UK Q4 GDP grew for the first time in 6 quarters, however at 0.1% q/q, and below consensus for 0.4%; it's far from impressive. Of course on on annual basis it's still deep in the negatives, with -3.2% (improved from -5.1% in Q3). The recovery in the UK is still very fragile, and basically stagflationary (low growth and accelerating inflation). As mentioned before, this is going to put the pressure on the policy makers, especially at the Bank of England, as they are forced to trade-off price stability on the one hand, and potentially killing an already weak recovery on the other. If the numbers continue to be weak for the UK the Bank of England may need to extend its bond buying program (quantitative easing).
3. South Korea GDP - Crouching Tiger
Asia's 4th largest economy reported q/q GDP growth in Q4 2009 of 0.2% (consensus was 0.5%), slowing from a gain of 3.2% in Q3. On a year/year basis, the South Korean economy grew 6.3%, building on a gain of 0.7% in Q3. The figures are likely to raise government pressure on the Korean central bank to hold interest rates, but in any case the recovery is reasonably entrenched. The Korean economy is strongly coupled to the Chinese economy, and has most likely benefited from the recovery and large stimulus spending there. Forecasts are for the Korean economy to grow around 5% in 2010.
4. Japan Exports - Thank You China
A key indicator for Japan's economy, trade, grew on a year on year basis in December for the first time in 14 months. Rising 9% from November, it grew 12% from December 2008 (-7% in November)... mind you this is after falling -35% year on year in December 2008, and virtually halving when compared to the previous year for much of 2009. Thus having experienced such a drop-off in trade, and now a reasonably strong pick-up in exports, this probably bodes well for the Japanese economy. The main driver though, of course is China... in fact exports to China rose 43% (led by autos).
5. Japan: Inflation and Unemployment
Keeping with Japan, two other data points came out this week; inflation (deflation), and the jobless rate. Japan showed further stabilisation of the unemployment rate with 5.1% vs consensus 5.3% and 5.2% in November. Meanwhile Japan also announced it's 11th month of deflation with -1.3%, confirming the government's noting that Japan had re-entered deflation in November. This shows that Japan is still struggling to beat deflation, and it has become a key priority of the government (but at what cost?). Japan, it seems, is increasingly lifting its risk profile as growth still remains relatively lacklustre, and the fiscal situation continues to deteriorate (you might have noticed Japan's AA credit rating has been downgraded to "negative outlook").

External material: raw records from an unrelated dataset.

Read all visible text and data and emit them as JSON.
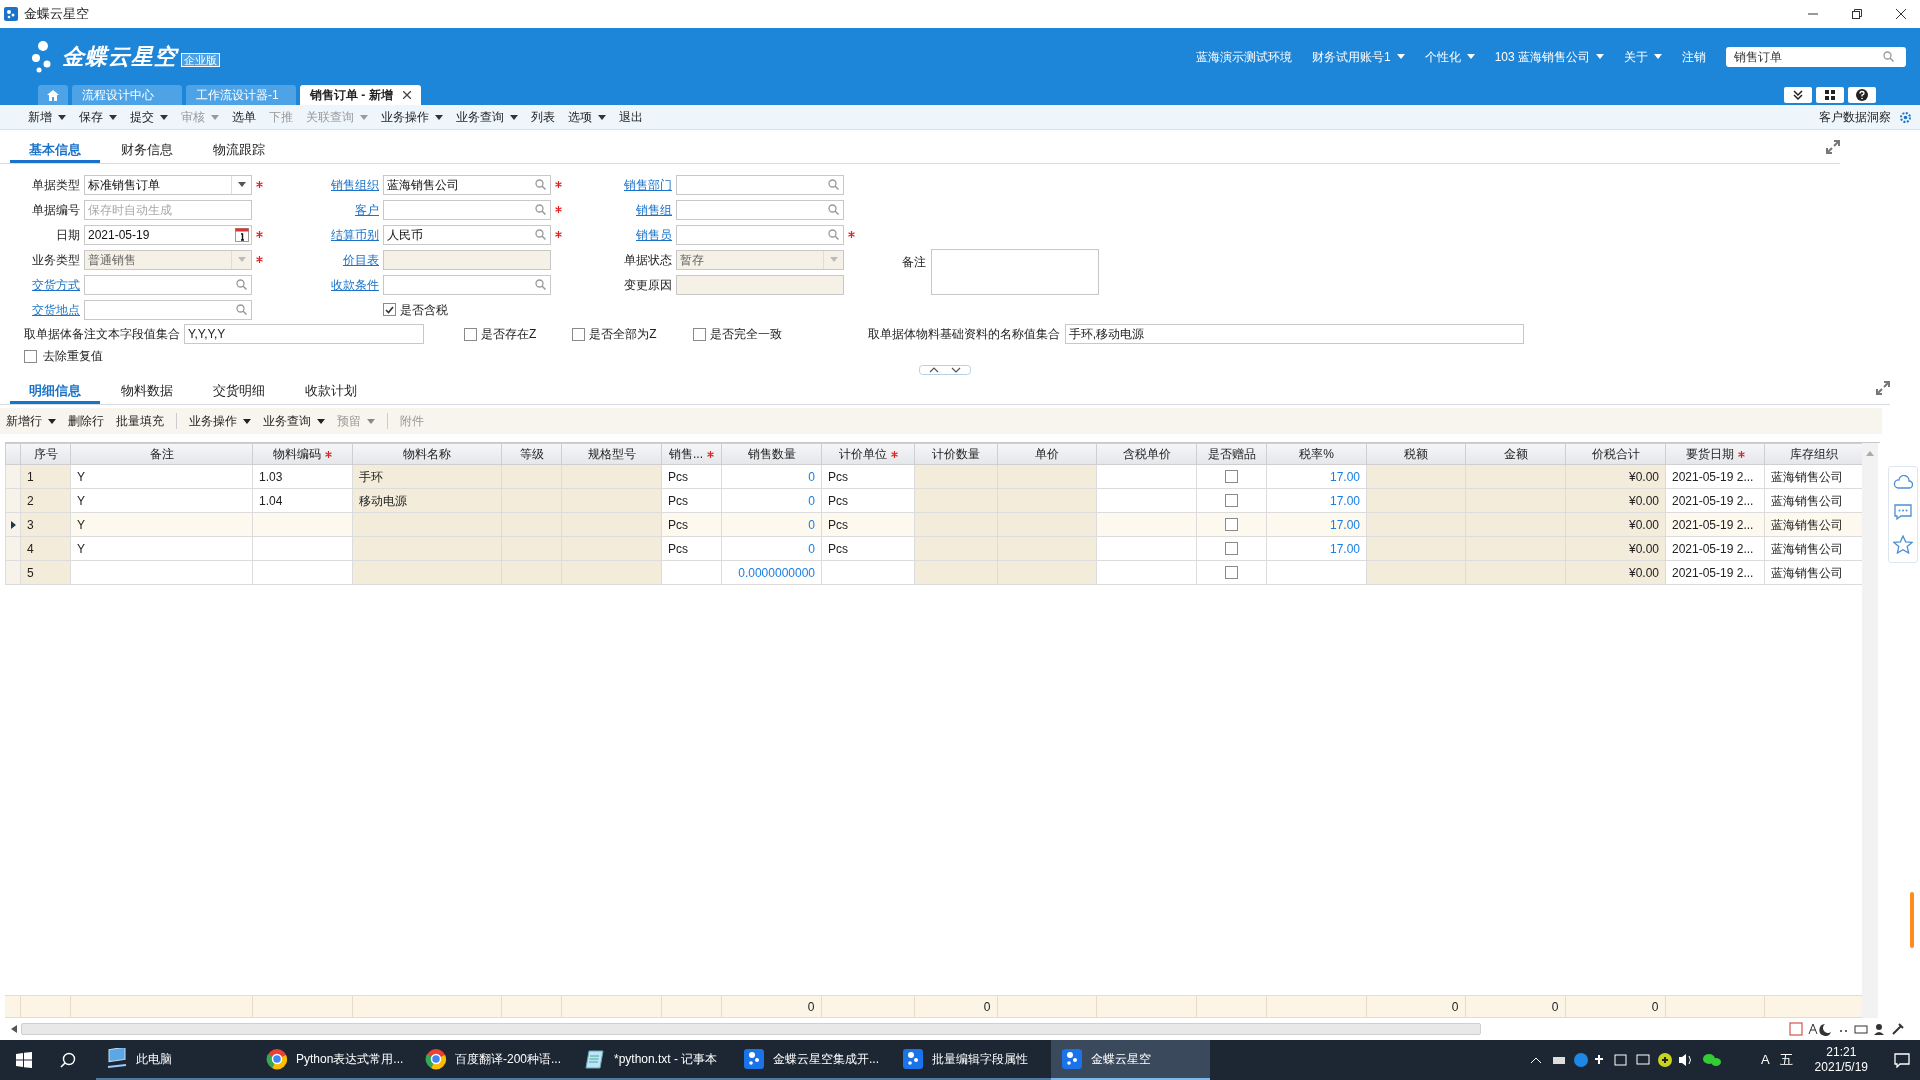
{
  "title_bar": {
    "title": "金蝶云星空"
  },
  "header": {
    "logo": "金蝶云星空",
    "edition": "企业版",
    "nav": [
      {
        "label": "蓝海演示测试环境",
        "dropdown": false
      },
      {
        "label": "财务试用账号1",
        "dropdown": true
      },
      {
        "label": "个性化",
        "dropdown": true
      },
      {
        "code": "103",
        "label": "蓝海销售公司",
        "dropdown": true
      },
      {
        "label": "关于",
        "dropdown": true
      },
      {
        "label": "注销",
        "dropdown": false
      }
    ],
    "search": {
      "value": "销售订单"
    }
  },
  "page_tabs": [
    {
      "kind": "home",
      "selected": false
    },
    {
      "kind": "page",
      "label": "流程设计中心",
      "selected": false
    },
    {
      "kind": "page",
      "label": "工作流设计器-1",
      "selected": false
    },
    {
      "kind": "page",
      "label": "销售订单 - 新增",
      "selected": true
    }
  ],
  "toolbar": {
    "items": [
      {
        "label": "新增",
        "dropdown": true,
        "disabled": false
      },
      {
        "label": "保存",
        "dropdown": true,
        "disabled": false
      },
      {
        "label": "提交",
        "dropdown": true,
        "disabled": false
      },
      {
        "label": "审核",
        "dropdown": true,
        "disabled": true
      },
      {
        "label": "选单",
        "dropdown": false,
        "disabled": false
      },
      {
        "label": "下推",
        "dropdown": false,
        "disabled": true
      },
      {
        "label": "关联查询",
        "dropdown": true,
        "disabled": true
      },
      {
        "label": "业务操作",
        "dropdown": true,
        "disabled": false
      },
      {
        "label": "业务查询",
        "dropdown": true,
        "disabled": false
      },
      {
        "label": "列表",
        "dropdown": false,
        "disabled": false
      },
      {
        "label": "选项",
        "dropdown": true,
        "disabled": false
      },
      {
        "label": "退出",
        "dropdown": false,
        "disabled": false
      }
    ],
    "right": {
      "label": "客户数据洞察"
    }
  },
  "form_tabs": [
    {
      "label": "基本信息",
      "selected": true
    },
    {
      "label": "财务信息",
      "selected": false
    },
    {
      "label": "物流跟踪",
      "selected": false
    }
  ],
  "form": {
    "columns": [
      [
        {
          "label": "单据类型",
          "link": false,
          "kind": "dropdown",
          "value": "标准销售订单",
          "required": true,
          "disabled": false
        },
        {
          "label": "单据编号",
          "link": false,
          "kind": "text",
          "placeholder": "保存时自动生成",
          "required": false,
          "disabled": false
        },
        {
          "label": "日期",
          "link": false,
          "kind": "date",
          "value": "2021-05-19",
          "required": true,
          "disabled": false
        },
        {
          "label": "业务类型",
          "link": false,
          "kind": "dropdown",
          "value": "普通销售",
          "required": true,
          "disabled": true
        },
        {
          "label": "交货方式",
          "link": true,
          "kind": "lookup",
          "required": false,
          "disabled": false
        },
        {
          "label": "交货地点",
          "link": true,
          "kind": "lookup",
          "required": false,
          "disabled": false
        }
      ],
      [
        {
          "label": "销售组织",
          "link": true,
          "kind": "lookup",
          "value": "蓝海销售公司",
          "required": true,
          "disabled": false
        },
        {
          "label": "客户",
          "link": true,
          "kind": "lookup",
          "required": true,
          "disabled": false
        },
        {
          "label": "结算币别",
          "link": true,
          "kind": "lookup",
          "value": "人民币",
          "required": true,
          "disabled": false
        },
        {
          "label": "价目表",
          "link": true,
          "kind": "text",
          "required": false,
          "disabled": true
        },
        {
          "label": "收款条件",
          "link": true,
          "kind": "lookup",
          "required": false,
          "disabled": false
        },
        {
          "label": "是否含税",
          "kind": "checkbox",
          "checked": true
        }
      ],
      [
        {
          "label": "销售部门",
          "link": true,
          "kind": "lookup",
          "required": false,
          "disabled": false
        },
        {
          "label": "销售组",
          "link": true,
          "kind": "lookup",
          "required": false,
          "disabled": false
        },
        {
          "label": "销售员",
          "link": true,
          "kind": "lookup",
          "required": true,
          "disabled": false
        },
        {
          "label": "单据状态",
          "link": false,
          "kind": "dropdown",
          "value": "暂存",
          "required": false,
          "disabled": true
        },
        {
          "label": "变更原因",
          "link": false,
          "kind": "text",
          "required": false,
          "disabled": true
        }
      ]
    ],
    "remark": {
      "label": "备注"
    },
    "note_field": {
      "label": "取单据体备注文本字段值集合",
      "value": "Y,Y,Y,Y"
    },
    "options": [
      {
        "label": "是否存在Z",
        "checked": false
      },
      {
        "label": "是否全部为Z",
        "checked": false
      },
      {
        "label": "是否完全一致",
        "checked": false
      }
    ],
    "name_field": {
      "label": "取单据体物料基础资料的名称值集合",
      "value": "手环,移动电源"
    },
    "dedupe": {
      "label": "去除重复值",
      "checked": false
    }
  },
  "detail_tabs": [
    {
      "label": "明细信息",
      "selected": true
    },
    {
      "label": "物料数据",
      "selected": false
    },
    {
      "label": "交货明细",
      "selected": false
    },
    {
      "label": "收款计划",
      "selected": false
    }
  ],
  "detail_toolbar": [
    {
      "kind": "button",
      "label": "新增行",
      "dropdown": true,
      "disabled": false
    },
    {
      "kind": "button",
      "label": "删除行",
      "dropdown": false,
      "disabled": false
    },
    {
      "kind": "button",
      "label": "批量填充",
      "dropdown": false,
      "disabled": false
    },
    {
      "kind": "separator"
    },
    {
      "kind": "button",
      "label": "业务操作",
      "dropdown": true,
      "disabled": false
    },
    {
      "kind": "button",
      "label": "业务查询",
      "dropdown": true,
      "disabled": false
    },
    {
      "kind": "button",
      "label": "预留",
      "dropdown": true,
      "disabled": true
    },
    {
      "kind": "separator"
    },
    {
      "kind": "button",
      "label": "附件",
      "dropdown": false,
      "disabled": true
    }
  ],
  "table": {
    "columns": [
      {
        "label": "序号",
        "kind": "text",
        "readonly": true,
        "required": false
      },
      {
        "label": "备注",
        "kind": "text",
        "readonly": false,
        "required": false
      },
      {
        "label": "物料编码",
        "kind": "text",
        "readonly": false,
        "required": true
      },
      {
        "label": "物料名称",
        "kind": "text",
        "readonly": true,
        "required": false
      },
      {
        "label": "等级",
        "kind": "text",
        "readonly": true,
        "required": false
      },
      {
        "label": "规格型号",
        "kind": "text",
        "readonly": true,
        "required": false
      },
      {
        "label": "销售...",
        "kind": "text",
        "readonly": false,
        "required": true
      },
      {
        "label": "销售数量",
        "kind": "qty",
        "readonly": false,
        "required": false,
        "total": "0"
      },
      {
        "label": "计价单位",
        "kind": "text",
        "readonly": false,
        "required": true
      },
      {
        "label": "计价数量",
        "kind": "amount",
        "readonly": true,
        "required": false,
        "total": "0"
      },
      {
        "label": "单价",
        "kind": "amount",
        "readonly": true,
        "required": false
      },
      {
        "label": "含税单价",
        "kind": "amount",
        "readonly": false,
        "required": false
      },
      {
        "label": "是否赠品",
        "kind": "check",
        "readonly": false,
        "required": false
      },
      {
        "label": "税率%",
        "kind": "qty",
        "readonly": false,
        "required": false
      },
      {
        "label": "税额",
        "kind": "amount",
        "readonly": true,
        "required": false,
        "total": "0"
      },
      {
        "label": "金额",
        "kind": "amount",
        "readonly": true,
        "required": false,
        "total": "0"
      },
      {
        "label": "价税合计",
        "kind": "amount",
        "readonly": true,
        "required": false,
        "total": "0"
      },
      {
        "label": "要货日期",
        "kind": "text",
        "readonly": false,
        "required": true
      },
      {
        "label": "库存组织",
        "kind": "text",
        "readonly": false,
        "required": false
      }
    ],
    "rows": [
      {
        "current": false,
        "cells": [
          "1",
          "Y",
          "1.03",
          "手环",
          null,
          null,
          "Pcs",
          "0",
          "Pcs",
          null,
          null,
          null,
          false,
          "17.00",
          null,
          null,
          "¥0.00",
          "2021-05-19 2...",
          "蓝海销售公司"
        ]
      },
      {
        "current": false,
        "cells": [
          "2",
          "Y",
          "1.04",
          "移动电源",
          null,
          null,
          "Pcs",
          "0",
          "Pcs",
          null,
          null,
          null,
          false,
          "17.00",
          null,
          null,
          "¥0.00",
          "2021-05-19 2...",
          "蓝海销售公司"
        ]
      },
      {
        "current": true,
        "cells": [
          "3",
          "Y",
          null,
          null,
          null,
          null,
          "Pcs",
          "0",
          "Pcs",
          null,
          null,
          null,
          false,
          "17.00",
          null,
          null,
          "¥0.00",
          "2021-05-19 2...",
          "蓝海销售公司"
        ]
      },
      {
        "current": false,
        "cells": [
          "4",
          "Y",
          null,
          null,
          null,
          null,
          "Pcs",
          "0",
          "Pcs",
          null,
          null,
          null,
          false,
          "17.00",
          null,
          null,
          "¥0.00",
          "2021-05-19 2...",
          "蓝海销售公司"
        ]
      },
      {
        "current": false,
        "cells": [
          "5",
          null,
          null,
          null,
          null,
          null,
          null,
          "0.0000000000",
          null,
          null,
          null,
          null,
          false,
          null,
          null,
          null,
          "¥0.00",
          "2021-05-19 2...",
          "蓝海销售公司"
        ]
      }
    ]
  },
  "taskbar": {
    "items": [
      {
        "kind": "computer",
        "label": "此电脑",
        "active": false
      },
      {
        "kind": "browser",
        "label": "Python表达式常用...",
        "active": false
      },
      {
        "kind": "browser",
        "label": "百度翻译-200种语...",
        "active": false
      },
      {
        "kind": "notepad",
        "label": "*python.txt - 记事本",
        "active": false
      },
      {
        "kind": "app",
        "label": "金蝶云星空集成开...",
        "active": false
      },
      {
        "kind": "app",
        "label": "批量编辑字段属性",
        "active": false
      },
      {
        "kind": "app",
        "label": "金蝶云星空",
        "active": true
      }
    ],
    "ime": [
      "A",
      "五"
    ],
    "time": "21:21",
    "date": "2021/5/19"
  }
}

Looking at the GDP figures the picture is mixed, the UK is out of recession by the skin of its teeth, the US is seeing its artificial recovery accelerate, and South Korea is benefiting from the fortunes of its close Neighbour, China. Overall what it adds to the global economic outlook is that emerging economies are probably set to outperform developed economies.
On Japan, the positive is that exports are improving on the back of demand from China, and unemployment is stabilizing. The negatives... well, there's deflation first of all, and then there's the questionable fiscal outlook. The risks to Japan's economy are rising.
One point to draw from the case of Japan and South Korea is that you can gain from China's growth and booming economy by getting exposure to countries that are reasonably well-coupled to China. But then it also shows that just because you trade with China doesn't mean you have a strong economy (i.e. Japan vs Korea).
1. US BEA www.bea.gov
2. UK Office for National Statistics www.statistics.gov.uk
3. OECD http://stats.oecd.org/index.aspx
4. Trading Economics www.tradingeconomics.com
5. Trading Economics www.tradingeconomics.com
Article Source: http://econgrapher.site1.net.nz/top5graphs30jan.html